Davis’ intelligence and ability to learn aren’t appreciated properly because his shyness and humility masked some of that to the public.
Projected position: small forward.
Probability of filing: 99 percent.
Mock draft consensus: 3.
The defensive play Kidd-Gilchrist made to seal the national title win over Kansas is a perfect illustration of why NBA scouts are wild about him. He was beaten on a back-door cut by KU’s Tyshawn Taylor with the Jayhawks owning a chance to cut UK’s lead to four points with a minute left.
Hey, stuff happens. What rarely happens, though, is a young defender attempting to recover rather than hang his head for such a devastating mistake. What almost can’t happen is that the defender gets back into the play and blocks what had been presumed to be a wide-open layup. And that is what MKG did.
Projected position: power forward/small forward.
Probability of filing: 100 percent.
Mock draft consensus: 14.

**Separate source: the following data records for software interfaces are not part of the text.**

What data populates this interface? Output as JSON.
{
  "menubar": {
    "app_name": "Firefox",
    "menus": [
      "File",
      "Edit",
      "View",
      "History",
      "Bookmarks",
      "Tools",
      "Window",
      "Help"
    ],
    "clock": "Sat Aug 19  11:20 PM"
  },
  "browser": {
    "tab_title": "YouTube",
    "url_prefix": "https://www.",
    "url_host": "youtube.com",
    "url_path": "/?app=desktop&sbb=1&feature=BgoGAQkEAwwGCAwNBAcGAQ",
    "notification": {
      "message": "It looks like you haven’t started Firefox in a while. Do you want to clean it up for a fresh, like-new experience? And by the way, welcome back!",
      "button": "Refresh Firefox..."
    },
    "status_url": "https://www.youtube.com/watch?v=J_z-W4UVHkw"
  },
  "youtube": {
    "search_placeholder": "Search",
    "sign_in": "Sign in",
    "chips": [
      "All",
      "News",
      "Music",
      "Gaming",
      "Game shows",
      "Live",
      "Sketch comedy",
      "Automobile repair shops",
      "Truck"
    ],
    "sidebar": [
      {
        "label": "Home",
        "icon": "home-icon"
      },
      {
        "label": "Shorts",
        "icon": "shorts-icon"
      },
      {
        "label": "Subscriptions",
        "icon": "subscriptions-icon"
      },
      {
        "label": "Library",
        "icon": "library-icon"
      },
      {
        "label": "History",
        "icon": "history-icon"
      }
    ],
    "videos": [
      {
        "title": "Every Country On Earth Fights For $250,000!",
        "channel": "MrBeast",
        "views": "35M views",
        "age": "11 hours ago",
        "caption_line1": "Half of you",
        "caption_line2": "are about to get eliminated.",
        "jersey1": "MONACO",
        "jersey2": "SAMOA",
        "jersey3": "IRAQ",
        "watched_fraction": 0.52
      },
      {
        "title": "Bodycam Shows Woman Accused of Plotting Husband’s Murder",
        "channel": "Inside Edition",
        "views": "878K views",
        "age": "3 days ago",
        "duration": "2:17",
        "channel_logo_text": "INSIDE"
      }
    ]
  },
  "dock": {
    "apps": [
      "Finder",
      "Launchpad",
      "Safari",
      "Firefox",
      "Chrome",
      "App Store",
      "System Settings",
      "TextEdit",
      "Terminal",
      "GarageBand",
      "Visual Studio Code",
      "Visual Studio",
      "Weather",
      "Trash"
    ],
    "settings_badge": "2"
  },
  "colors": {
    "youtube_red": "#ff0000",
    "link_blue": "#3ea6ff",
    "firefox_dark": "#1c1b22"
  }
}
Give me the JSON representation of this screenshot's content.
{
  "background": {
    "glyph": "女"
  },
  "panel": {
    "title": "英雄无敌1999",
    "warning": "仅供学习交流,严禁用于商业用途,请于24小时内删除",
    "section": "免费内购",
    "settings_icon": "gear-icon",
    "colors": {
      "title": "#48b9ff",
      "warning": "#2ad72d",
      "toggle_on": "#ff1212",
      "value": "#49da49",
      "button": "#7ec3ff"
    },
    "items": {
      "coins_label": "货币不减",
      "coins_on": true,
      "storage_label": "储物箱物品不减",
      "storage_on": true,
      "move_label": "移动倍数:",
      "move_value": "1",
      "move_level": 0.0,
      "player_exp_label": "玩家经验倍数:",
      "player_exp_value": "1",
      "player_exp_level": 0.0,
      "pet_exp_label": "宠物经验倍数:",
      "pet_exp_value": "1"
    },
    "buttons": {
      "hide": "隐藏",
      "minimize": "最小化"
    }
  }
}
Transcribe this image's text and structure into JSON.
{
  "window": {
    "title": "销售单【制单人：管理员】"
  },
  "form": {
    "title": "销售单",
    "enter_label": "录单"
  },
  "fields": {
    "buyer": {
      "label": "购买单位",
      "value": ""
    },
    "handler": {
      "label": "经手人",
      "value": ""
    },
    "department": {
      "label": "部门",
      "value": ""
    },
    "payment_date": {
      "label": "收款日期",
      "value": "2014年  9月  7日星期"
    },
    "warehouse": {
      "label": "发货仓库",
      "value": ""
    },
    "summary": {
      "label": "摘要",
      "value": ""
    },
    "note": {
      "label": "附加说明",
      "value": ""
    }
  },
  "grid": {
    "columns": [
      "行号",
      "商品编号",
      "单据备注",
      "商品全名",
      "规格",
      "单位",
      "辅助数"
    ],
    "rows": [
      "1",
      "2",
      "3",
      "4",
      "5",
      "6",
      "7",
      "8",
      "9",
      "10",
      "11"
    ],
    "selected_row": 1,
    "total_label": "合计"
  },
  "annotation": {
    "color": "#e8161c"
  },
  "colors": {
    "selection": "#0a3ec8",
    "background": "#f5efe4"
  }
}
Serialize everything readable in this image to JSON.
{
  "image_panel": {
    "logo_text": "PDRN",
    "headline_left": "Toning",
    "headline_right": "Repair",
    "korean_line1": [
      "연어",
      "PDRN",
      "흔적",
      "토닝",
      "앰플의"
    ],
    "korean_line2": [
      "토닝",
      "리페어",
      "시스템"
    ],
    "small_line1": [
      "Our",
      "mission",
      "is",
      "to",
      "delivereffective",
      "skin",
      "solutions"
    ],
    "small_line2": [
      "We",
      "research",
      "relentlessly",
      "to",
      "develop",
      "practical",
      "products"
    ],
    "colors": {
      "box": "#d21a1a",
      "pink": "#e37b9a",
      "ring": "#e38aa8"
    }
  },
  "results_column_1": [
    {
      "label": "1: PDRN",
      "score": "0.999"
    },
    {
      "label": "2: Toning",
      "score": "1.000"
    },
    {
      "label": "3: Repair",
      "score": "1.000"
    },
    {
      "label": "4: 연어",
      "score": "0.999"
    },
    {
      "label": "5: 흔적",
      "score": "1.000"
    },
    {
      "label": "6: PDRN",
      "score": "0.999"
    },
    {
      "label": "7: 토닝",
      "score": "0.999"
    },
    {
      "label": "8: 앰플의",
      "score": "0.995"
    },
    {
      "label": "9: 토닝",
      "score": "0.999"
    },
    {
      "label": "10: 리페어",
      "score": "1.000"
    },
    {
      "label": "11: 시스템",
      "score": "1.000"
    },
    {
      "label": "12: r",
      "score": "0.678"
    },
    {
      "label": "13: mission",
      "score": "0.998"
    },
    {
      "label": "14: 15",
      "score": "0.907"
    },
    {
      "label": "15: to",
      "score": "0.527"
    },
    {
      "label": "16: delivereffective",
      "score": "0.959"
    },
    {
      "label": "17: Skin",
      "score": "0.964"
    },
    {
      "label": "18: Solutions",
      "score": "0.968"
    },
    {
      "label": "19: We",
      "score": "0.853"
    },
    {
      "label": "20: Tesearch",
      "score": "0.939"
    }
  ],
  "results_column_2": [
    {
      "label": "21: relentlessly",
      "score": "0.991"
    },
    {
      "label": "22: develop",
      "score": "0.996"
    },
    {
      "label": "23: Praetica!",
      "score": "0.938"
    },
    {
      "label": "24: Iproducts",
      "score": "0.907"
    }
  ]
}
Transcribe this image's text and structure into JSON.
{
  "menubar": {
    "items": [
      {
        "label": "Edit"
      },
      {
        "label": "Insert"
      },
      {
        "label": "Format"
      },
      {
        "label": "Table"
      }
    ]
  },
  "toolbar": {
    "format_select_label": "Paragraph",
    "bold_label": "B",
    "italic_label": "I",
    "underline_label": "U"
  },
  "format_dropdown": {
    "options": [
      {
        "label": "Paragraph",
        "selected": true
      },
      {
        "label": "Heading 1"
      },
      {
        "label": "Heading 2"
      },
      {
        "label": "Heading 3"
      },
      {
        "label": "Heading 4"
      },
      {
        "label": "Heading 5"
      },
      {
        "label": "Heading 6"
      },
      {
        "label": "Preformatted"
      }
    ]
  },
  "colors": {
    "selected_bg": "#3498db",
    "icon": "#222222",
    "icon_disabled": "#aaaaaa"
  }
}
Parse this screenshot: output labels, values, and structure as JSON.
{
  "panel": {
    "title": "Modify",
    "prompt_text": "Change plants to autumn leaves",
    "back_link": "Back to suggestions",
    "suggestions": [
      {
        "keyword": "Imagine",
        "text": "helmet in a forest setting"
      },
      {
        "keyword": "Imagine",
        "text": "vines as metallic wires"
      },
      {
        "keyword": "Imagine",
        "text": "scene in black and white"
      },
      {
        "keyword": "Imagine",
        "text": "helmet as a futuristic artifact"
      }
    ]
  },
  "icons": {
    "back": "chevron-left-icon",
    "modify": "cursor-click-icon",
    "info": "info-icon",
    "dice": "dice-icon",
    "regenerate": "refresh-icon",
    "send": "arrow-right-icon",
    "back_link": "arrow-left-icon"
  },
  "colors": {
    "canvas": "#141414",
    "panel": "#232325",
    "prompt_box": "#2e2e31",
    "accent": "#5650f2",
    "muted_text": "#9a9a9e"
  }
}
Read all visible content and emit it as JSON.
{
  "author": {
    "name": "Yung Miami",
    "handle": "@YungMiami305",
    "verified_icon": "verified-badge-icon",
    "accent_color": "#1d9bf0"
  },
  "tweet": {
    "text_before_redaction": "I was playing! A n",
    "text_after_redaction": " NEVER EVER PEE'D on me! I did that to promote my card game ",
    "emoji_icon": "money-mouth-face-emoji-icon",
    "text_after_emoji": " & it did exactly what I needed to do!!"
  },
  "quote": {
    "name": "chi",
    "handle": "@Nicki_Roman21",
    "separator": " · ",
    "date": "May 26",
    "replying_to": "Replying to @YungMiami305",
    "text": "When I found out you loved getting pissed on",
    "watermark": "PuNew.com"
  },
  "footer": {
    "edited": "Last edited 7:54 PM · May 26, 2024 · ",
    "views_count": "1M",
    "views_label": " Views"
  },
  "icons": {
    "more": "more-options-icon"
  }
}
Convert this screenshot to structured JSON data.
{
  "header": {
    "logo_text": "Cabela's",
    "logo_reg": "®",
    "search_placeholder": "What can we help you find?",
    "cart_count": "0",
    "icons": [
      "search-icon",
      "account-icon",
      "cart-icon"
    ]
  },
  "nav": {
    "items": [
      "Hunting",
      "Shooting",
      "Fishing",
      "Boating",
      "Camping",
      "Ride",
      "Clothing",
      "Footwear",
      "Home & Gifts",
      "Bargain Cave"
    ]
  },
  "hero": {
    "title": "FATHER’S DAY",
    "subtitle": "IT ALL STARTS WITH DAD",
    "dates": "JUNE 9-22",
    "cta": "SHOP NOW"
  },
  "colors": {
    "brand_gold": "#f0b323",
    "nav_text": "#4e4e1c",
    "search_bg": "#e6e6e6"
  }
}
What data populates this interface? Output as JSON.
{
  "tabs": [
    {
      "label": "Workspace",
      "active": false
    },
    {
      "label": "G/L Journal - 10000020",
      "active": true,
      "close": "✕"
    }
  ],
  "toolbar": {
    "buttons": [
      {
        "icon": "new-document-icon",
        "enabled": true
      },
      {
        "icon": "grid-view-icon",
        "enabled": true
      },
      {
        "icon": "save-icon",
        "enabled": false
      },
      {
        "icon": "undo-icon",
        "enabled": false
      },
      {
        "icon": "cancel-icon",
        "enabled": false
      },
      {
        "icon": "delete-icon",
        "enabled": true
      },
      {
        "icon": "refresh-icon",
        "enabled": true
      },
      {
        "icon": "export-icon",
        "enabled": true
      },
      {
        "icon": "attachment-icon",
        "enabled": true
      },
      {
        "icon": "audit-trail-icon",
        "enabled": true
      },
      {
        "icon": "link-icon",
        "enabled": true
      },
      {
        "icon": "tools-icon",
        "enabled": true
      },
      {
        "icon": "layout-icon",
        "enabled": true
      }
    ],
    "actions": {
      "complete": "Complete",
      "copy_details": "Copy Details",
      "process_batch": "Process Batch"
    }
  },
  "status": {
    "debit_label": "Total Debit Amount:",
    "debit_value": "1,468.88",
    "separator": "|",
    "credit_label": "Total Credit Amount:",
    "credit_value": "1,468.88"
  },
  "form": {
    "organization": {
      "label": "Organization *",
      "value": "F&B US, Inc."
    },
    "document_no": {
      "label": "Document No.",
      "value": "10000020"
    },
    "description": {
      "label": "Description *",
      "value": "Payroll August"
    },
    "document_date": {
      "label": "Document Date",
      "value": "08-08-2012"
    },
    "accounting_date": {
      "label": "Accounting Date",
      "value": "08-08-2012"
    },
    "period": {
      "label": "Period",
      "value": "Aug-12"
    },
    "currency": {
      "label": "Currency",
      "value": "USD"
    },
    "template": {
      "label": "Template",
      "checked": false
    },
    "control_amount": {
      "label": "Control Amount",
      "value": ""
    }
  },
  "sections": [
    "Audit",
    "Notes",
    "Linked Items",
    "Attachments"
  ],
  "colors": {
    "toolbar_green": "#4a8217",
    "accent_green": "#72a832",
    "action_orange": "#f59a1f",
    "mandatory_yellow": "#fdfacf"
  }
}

The wealth of offensive weapons in the Kentucky rotation removed some of the impetus for Jones to push his development as a perimeter scorer, and that might cost him a draft spot or two. That would be a mistake by NBA teams, because the dramatic improvement Jones demonstrated as a player during his sophomore season made him a far more attractive prospect.
Jones rediscovered the passing ability that made him an effective point forward in AAU ball in UK’s Elite Eight victory over Baylor, stinging the Bears with six first-half assists.
He continued to rebound at a high level despite losing some numbers to teammates Davis and Kidd-Gilchrist. Most important was that he became a more efficient, less self-interested player. A coach who handles Jones well will get much in return.
Projected position: point guard.
Probability of filing: 95 percent.
Mock draft consensus: 21.
Teague improved considerably over the course of his freshman year, from being derided for failing to play at the Rose/Evans/Wall level early in the season to averaging 13.8 points and 4.8 assists in the Wildcats’ six NCAA Tournament victories.
Teague became spoiled as a collegian by the number of opponents who refused to offer help when he drove the ball—all of them fearing Teague would throw dunkable lobs to Davis or Jones—and that stunted both Teague’s assist numbers and his development as a passer. He must be more aware of possibilities as a pro; he won’t see as many gaping holes that lead to the rim.
He does have great vision, though, and he improved his sense of how to manage the game this season. His brother, Jeff, was content with a draft position in the high teens. Marquis is more ready now than Jeff was after two years at Wake Forest.
Projected position: shooting guard.
Probability of filing: 85 percent.
Mock draft consensus: 24.
Lamb obviously will want to leave because returning to UK would mean being stuck with all new teammates and because he has wanted to be a pro from the jump. His decision is trickier than most, however, because Lamb could be the most undervalued of all the Wildcats.
The three mock drafts we used in our consensus—Sporting News, DraftExpress, NBADraft.net—vary widely on Lamb. He needs greater strength and to prove he can defend at the NBA level. But we’re talking about a guy who shoots nearly 50 percent from the college 3-point line on a fairly high volume of attempts, and who has done that under championship pressure.
Lamb made 52.2 percent of his 3s in the title run, including two game-breakers against Kansas. Lamb also functioned as Kentucky’s second point guard and could play there in the pros.
The National Kentucky Basketball Association. #NKBA